# TASK GOAL
What you return should match the data exactly, from the first line to the last.

# INFORMATION GIVEN
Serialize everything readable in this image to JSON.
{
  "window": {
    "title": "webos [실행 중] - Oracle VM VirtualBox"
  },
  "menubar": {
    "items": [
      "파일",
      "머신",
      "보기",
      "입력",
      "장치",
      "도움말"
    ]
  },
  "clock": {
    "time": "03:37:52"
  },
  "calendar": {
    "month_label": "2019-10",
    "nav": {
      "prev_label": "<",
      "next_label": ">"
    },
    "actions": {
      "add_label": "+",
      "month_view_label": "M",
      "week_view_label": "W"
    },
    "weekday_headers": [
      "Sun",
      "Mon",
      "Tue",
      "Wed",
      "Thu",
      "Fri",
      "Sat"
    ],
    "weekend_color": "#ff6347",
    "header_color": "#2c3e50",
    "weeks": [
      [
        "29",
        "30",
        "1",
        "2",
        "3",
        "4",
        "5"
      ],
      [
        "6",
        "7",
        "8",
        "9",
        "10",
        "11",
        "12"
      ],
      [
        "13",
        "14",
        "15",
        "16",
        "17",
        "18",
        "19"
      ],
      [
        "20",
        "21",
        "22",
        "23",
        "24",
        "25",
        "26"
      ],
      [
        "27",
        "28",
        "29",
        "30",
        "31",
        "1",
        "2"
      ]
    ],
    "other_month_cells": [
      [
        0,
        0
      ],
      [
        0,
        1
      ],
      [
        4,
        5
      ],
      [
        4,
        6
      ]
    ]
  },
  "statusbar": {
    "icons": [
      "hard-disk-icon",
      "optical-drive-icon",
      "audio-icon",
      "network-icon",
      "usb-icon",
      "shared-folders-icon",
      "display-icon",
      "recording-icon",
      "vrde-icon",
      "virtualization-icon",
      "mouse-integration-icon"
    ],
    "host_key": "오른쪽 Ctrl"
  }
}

# EXERCISE OUTPUT
Serialize everything readable in this image to JSON.
{
  "window": {
    "title": "webos [실행 중] - Oracle VM VirtualBox"
  },
  "menubar": {
    "items": [
      "파일",
      "머신",
      "보기",
      "입력",
      "장치",
      "도움말"
    ]
  },
  "clock": {
    "time": "03:37:52"
  },
  "calendar": {
    "month_label": "2019-10",
    "nav": {
      "prev_label": "<",
      "next_label": ">"
    },
    "actions": {
      "add_label": "+",
      "month_view_label": "M",
      "week_view_label": "W"
    },
    "weekday_headers": [
      "Sun",
      "Mon",
      "Tue",
      "Wed",
      "Thu",
      "Fri",
      "Sat"
    ],
    "weekend_color": "#ff6347",
    "header_color": "#2c3e50",
    "weeks": [
      [
        "29",
        "30",
        "1",
        "2",
        "3",
        "4",
        "5"
      ],
      [
        "6",
        "7",
        "8",
        "9",
        "10",
        "11",
        "12"
      ],
      [
        "13",
        "14",
        "15",
        "16",
        "17",
        "18",
        "19"
      ],
      [
        "20",
        "21",
        "22",
        "23",
        "24",
        "25",
        "26"
      ],
      [
        "27",
        "28",
        "29",
        "30",
        "31",
        "1",
        "2"
      ]
    ],
    "other_month_cells": [
      [
        0,
        0
      ],
      [
        0,
        1
      ],
      [
        4,
        5
      ],
      [
        4,
        6
      ]
    ]
  },
  "statusbar": {
    "icons": [
      "hard-disk-icon",
      "optical-drive-icon",
      "audio-icon",
      "network-icon",
      "usb-icon",
      "shared-folders-icon",
      "display-icon",
      "recording-icon",
      "vrde-icon",
      "virtualization-icon",
      "mouse-integration-icon"
    ],
    "host_key": "오른쪽 Ctrl"
  }
}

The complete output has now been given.